Gham Power is a solar company focusing on rural community empowerment and wants to create income-generating opportunities for smallholder farmers. They have a patent-pending IoT device that enables real-time monitoring of solar-powered water pumping systems and much more. I was tasked with designing a software solution for a government agency that wanted to utilize those IoT devices to monitor the solar-power pumping systems that they provide on a subsidy basis for rural farmers.
The operations of the government agency were growing on a large scale and the cumulative cost of visiting each project site for inspection was growing as well. However, while simple remote monitoring was the initial task at hand, the requirements also evolved into project management and quality analysis. Some of the requirements were also heading towards the fringe of technical feasibility.
As the lead product designer, I had a few roles to fulfill.
With a project that wanted to grow in scope after every meeting and had to be completed on a tight deadline, I had to use all the tools in my arsenal to avoid being thrown overboard. Here are a few things that helped.
Having clear conversations with the multiple parties involved enabled me to understand their needs and their perspectives. It helped me to put myself in their shoes at times of friction, helped me avoid conflict, and ensure that things ran smoothly.
With multiple rounds of requirement gathering interviews, multiple feedback sessions, discussions, and multiple parties involved, it was important to have everything written down. Trusting in my ability to forget absolutely anything, I made sure to document everything in the form of UMLs, meeting minutes, and elaborate google sheets, and organize it for easy retrieval whenever needed. This saved my skin more than I can count. It also allowed for easy onboarding of other parties later on in the process.
Some documentations made during the early stages of design
It was important to make sure that everyone stayed on the same page for any new decisions or major updates. Scheduling routine check-ins, informing every concerned party after a major update/ breakthrough, and maintaining constant and frequent communication throughout the process helped make sure that no one was out of the loop. It also enabled a quick decision-making approach and ensured that things were always dealt with on time.
Despite the process seeming convoluted at times, the outcomes were truly rewarding. Nothing feels as good as coming up with efficient solutions to tangible problems. And that is exactly what happened.
After multiple iterations and even more conversations, we were able to create a system that satisfied the users and the people involved in creating it. The system was a successful attempt at digitizing real-world operations, automating some aspects of quality analysis, and most of all, empowering a government agency to efficiently serve rural small-holder farmers.
Some key frames from the system that was designed
Documenting design decisions early on enabled us to have detailed documentation to fall back on. The effort that was put into creating the design system and detailed user flows for this particular system will enable Gham Power to speed up the designing process for their next clients that want a more tailored solution.
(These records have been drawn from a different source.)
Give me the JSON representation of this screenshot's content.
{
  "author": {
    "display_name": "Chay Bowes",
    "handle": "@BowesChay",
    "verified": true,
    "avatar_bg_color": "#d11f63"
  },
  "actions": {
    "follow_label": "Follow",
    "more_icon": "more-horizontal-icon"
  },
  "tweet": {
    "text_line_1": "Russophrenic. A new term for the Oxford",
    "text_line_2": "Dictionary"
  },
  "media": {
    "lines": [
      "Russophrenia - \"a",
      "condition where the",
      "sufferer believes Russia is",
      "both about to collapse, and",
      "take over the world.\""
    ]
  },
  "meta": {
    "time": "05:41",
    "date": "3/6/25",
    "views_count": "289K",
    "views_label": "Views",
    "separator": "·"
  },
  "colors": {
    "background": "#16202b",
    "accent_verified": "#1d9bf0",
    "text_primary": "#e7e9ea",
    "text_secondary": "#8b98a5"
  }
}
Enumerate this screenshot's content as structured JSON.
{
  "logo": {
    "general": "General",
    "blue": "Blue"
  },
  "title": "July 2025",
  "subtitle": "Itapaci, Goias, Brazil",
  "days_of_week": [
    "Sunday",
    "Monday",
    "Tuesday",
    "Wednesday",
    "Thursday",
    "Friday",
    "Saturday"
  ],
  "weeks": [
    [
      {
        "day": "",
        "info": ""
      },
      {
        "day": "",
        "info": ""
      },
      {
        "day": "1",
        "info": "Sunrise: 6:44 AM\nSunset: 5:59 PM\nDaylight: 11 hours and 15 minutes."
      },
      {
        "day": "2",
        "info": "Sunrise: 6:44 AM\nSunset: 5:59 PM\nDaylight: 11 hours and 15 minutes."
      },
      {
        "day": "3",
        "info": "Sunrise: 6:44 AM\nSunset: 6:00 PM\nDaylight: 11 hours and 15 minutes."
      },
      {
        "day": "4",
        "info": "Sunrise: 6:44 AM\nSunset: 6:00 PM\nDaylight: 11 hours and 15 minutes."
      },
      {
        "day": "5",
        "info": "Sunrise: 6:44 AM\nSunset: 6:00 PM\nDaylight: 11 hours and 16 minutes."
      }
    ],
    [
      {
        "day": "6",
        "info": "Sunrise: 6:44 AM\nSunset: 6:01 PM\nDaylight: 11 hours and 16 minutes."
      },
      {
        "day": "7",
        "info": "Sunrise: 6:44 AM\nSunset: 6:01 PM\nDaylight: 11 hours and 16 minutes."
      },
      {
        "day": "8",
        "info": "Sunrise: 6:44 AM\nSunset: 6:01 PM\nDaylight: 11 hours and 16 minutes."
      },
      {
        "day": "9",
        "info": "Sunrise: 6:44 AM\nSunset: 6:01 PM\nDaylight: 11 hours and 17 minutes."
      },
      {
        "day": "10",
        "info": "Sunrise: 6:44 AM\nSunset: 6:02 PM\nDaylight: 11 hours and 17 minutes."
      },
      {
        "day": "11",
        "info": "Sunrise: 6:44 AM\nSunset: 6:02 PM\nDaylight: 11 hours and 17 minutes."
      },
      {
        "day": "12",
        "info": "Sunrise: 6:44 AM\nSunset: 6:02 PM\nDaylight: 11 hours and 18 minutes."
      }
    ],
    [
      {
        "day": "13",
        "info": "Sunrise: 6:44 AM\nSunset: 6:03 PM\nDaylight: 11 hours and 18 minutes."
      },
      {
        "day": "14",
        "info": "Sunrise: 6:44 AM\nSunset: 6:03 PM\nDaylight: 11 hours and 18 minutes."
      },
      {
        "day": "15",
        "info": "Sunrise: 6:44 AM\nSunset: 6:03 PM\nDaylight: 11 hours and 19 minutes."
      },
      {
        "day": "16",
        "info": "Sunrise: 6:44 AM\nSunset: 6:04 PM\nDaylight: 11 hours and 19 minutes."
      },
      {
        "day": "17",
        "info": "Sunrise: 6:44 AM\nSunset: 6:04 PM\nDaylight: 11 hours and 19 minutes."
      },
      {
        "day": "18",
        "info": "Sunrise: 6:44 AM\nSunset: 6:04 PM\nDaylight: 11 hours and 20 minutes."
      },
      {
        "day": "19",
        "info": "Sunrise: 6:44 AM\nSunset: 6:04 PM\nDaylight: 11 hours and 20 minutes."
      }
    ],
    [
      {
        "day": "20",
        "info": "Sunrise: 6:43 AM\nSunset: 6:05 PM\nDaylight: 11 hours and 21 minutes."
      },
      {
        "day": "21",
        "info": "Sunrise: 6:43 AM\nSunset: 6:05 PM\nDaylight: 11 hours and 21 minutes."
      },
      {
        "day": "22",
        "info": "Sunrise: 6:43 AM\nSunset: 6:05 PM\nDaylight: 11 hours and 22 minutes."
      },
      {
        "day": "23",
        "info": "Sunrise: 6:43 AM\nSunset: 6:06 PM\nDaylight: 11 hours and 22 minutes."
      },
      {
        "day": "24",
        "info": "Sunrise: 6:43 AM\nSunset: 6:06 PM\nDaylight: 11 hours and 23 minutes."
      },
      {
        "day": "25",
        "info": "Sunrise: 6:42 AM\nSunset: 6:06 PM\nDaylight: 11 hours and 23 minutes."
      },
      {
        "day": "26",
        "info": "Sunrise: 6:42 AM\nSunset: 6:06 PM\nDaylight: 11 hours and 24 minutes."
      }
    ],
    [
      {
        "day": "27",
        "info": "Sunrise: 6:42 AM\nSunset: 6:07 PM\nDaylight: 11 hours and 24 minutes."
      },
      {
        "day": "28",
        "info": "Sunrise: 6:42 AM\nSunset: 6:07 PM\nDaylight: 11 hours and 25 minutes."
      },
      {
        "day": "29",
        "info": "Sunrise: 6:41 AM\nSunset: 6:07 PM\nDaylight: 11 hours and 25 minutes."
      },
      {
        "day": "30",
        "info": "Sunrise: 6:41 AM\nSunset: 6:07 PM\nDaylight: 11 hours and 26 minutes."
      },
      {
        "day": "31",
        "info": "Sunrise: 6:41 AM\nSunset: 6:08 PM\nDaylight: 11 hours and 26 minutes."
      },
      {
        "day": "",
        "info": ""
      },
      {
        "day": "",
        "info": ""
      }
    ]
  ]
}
Some glimpses at the final output of the design process
Working on this project was a great learning experience. Here are some key learnings from the entire design process: